What was the catalyst for your story?
What if you had a vision that something terrible was about to happen? Could you stop it? What if no one believed you? This novel rose out of those questions.
If your book is illustrated, what was it like to see your story come alive visually?
The book plays with the concept of time. Is time fixed? Is there such a thing as fate? Or do we do we create our own futures? Claire sees more than one future in her visions and in the end writes her own. I’d like to see those different futures overlapping in some way. We see Claire jump from her present to her future and back again.
What are the challenges of writing for or within a series?
This is my third book in a series about Claire Abbott, a small town reporter who uses a sixth sense to sniff out crime. The biggest challenge is having this character grow through the series. Here, Claire goes from being a near outcaste in her community, to finding acceptance there. She proves herself, despite the odds.
In your opinion, what makes a compelling story?
Story is all about conflict. But that doesn’t mean each scene has to involve an argument or fight. Instead, characters need to be challenged at every turn. What does the character want? What is stopping them? What are they willing to do to reach their goal? A writer finds her story as she answers those questions.
Does your book have a niche or specialty market?
The Claire Abbott mysteries are written specifically for adults wanting to strengthen their literacy skills. So they are excellent books for ESL or literacy learners.
Do you gravitate toward a certain genre or type of writing?
I write both literary novels, and books for literacy learners. Expectations for literary novels are very different than for literacy learner novels. But in the end story is what matters, in either type of writing.
What types of conversations do you hope will come out of your book?
Claire comes to wonder if she really saved the day, or was the ultimate cause of the near disaster. She wonders, is our future already written? Or do we create our futures? I hope readers ask similar questions. If we could really see into the future, could we change things? I think these are questions we all ask ourselves at some point. How does the decision I make today, to go out on a date, or take a job, effect not only my own future, but those around me?

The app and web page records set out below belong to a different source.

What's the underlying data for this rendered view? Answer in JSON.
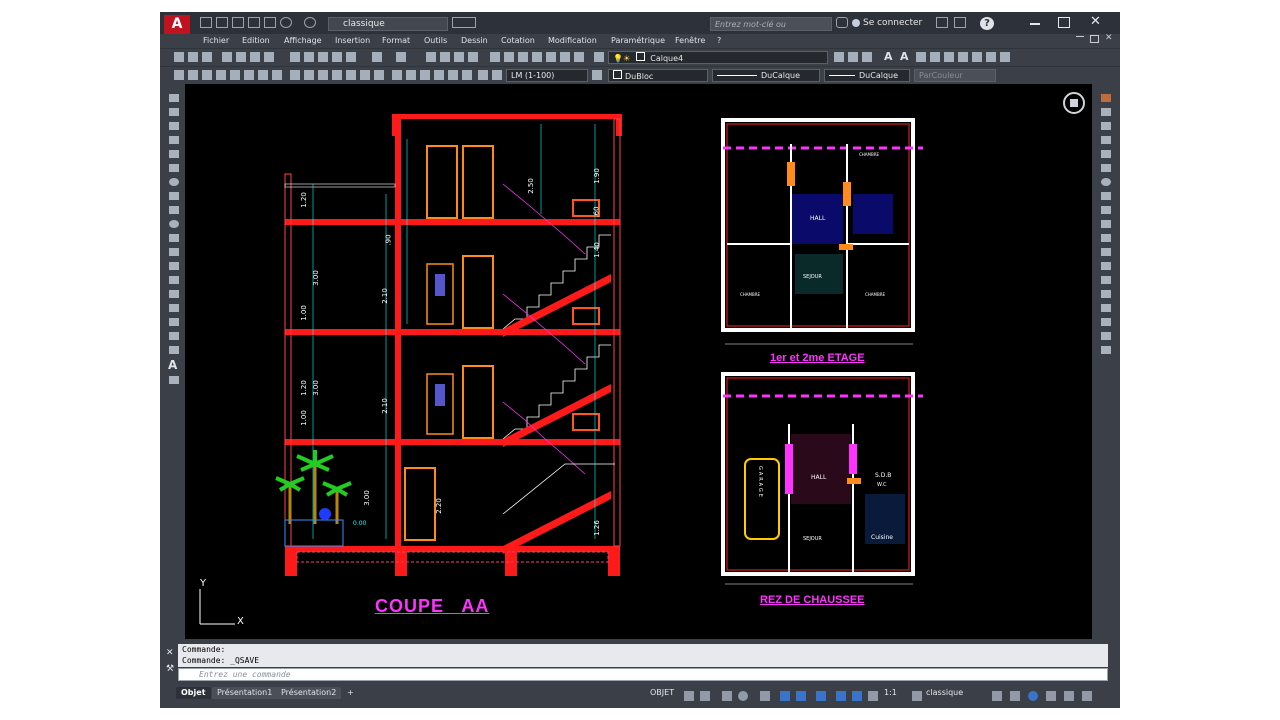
{
  "window": {
    "workspace_name": "classique",
    "search_placeholder": "Entrez mot-clé ou expression",
    "signin_label": "Se connecter",
    "help_label": "?"
  },
  "menubar": {
    "items": [
      "Fichier",
      "Edition",
      "Affichage",
      "Insertion",
      "Format",
      "Outils",
      "Dessin",
      "Cotation",
      "Modification",
      "Paramétrique",
      "Fenêtre",
      "?"
    ]
  },
  "toolbar1": {
    "layer_combo": "Calque4"
  },
  "toolbar2": {
    "scale_combo": "LM (1-100)",
    "color_combo": "DuBloc",
    "linetype_combo": "DuCalque",
    "lineweight_combo": "DuCalque",
    "plotstyle_combo": "ParCouleur"
  },
  "drawing": {
    "section_title": "COUPE   AA",
    "plan_upper_title": "1er et 2me ETAGE",
    "plan_ground_title": "REZ DE CHAUSSEE",
    "room_labels": {
      "hall": "HALL",
      "chambre": "CHAMBRE",
      "sejour": "SEJOUR",
      "sdb": "S.D.B",
      "wc": "W.C",
      "cuisine": "Cuisine",
      "garage": "GARAGE"
    },
    "dims_section": [
      "1.20",
      "3.00",
      "1.00",
      "1.20",
      "3.00",
      "1.00",
      "3.00",
      "2.10",
      "2.10",
      "2.20",
      "2.50",
      "1.90",
      "1.40",
      ".90",
      ".60",
      "1.26",
      "0.00"
    ]
  },
  "ucs": {
    "y_label": "Y",
    "x_label": "X"
  },
  "command": {
    "history": [
      "Commande:",
      "Commande:  _QSAVE"
    ],
    "placeholder": "Entrez une commande"
  },
  "statusbar": {
    "tabs": [
      "Objet",
      "Présentation1",
      "Présentation2",
      "+"
    ],
    "mode_label": "OBJET",
    "scale_label": "1:1",
    "workspace_label": "classique"
  }
}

By the age of eighteen, Gail Anderson-Dargatz knew she wanted to write about women in rural settings. Today, Gail is a bestselling author. A Recipe for Bees and The Cure for Death by Lightning were finalists for the Scotiabank Giller Prize. She also teaches other authors how to write fiction. Gail lives in the Shuswap region of British Columbia, the landscape found in so much of her writing. For more information, visit gailanderson-dargatz.ca.